__TASK DESCRIPTION__
What you return must be every line below that includes the word "duration".
(RECORDS FOR THIS EXERCISE begins)
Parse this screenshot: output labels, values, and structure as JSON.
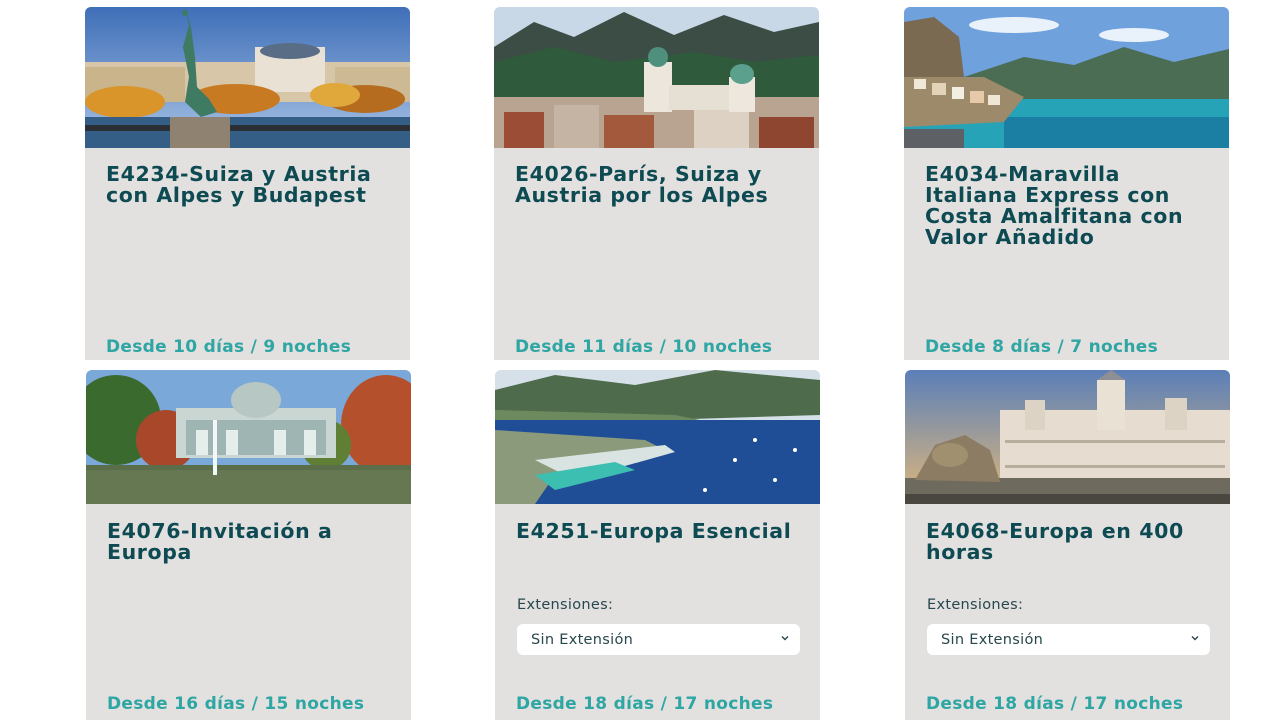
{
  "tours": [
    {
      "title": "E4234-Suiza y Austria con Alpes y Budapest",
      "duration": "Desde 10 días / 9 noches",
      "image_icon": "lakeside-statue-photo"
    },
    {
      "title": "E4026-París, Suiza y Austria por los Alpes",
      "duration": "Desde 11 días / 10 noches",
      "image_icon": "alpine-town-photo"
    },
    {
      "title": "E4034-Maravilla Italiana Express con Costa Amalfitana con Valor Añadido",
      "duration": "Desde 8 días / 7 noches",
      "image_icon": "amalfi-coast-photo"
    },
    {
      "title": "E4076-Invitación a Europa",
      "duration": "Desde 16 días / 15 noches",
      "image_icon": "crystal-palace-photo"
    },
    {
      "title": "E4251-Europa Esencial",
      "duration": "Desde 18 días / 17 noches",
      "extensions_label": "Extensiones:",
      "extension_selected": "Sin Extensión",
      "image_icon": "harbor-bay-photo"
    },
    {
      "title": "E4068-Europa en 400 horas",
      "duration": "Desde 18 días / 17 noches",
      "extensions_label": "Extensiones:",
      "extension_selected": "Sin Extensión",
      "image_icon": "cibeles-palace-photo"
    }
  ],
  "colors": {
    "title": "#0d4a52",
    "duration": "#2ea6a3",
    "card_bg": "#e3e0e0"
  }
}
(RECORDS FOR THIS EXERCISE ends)
__EXERCISE SOLUTION__
      "duration": "Desde 10 días / 9 noches",
      "duration": "Desde 11 días / 10 noches",
      "duration": "Desde 8 días / 7 noches",
      "duration": "Desde 16 días / 15 noches",
      "duration": "Desde 18 días / 17 noches",
      "duration": "Desde 18 días / 17 noches",
    "duration": "#2ea6a3",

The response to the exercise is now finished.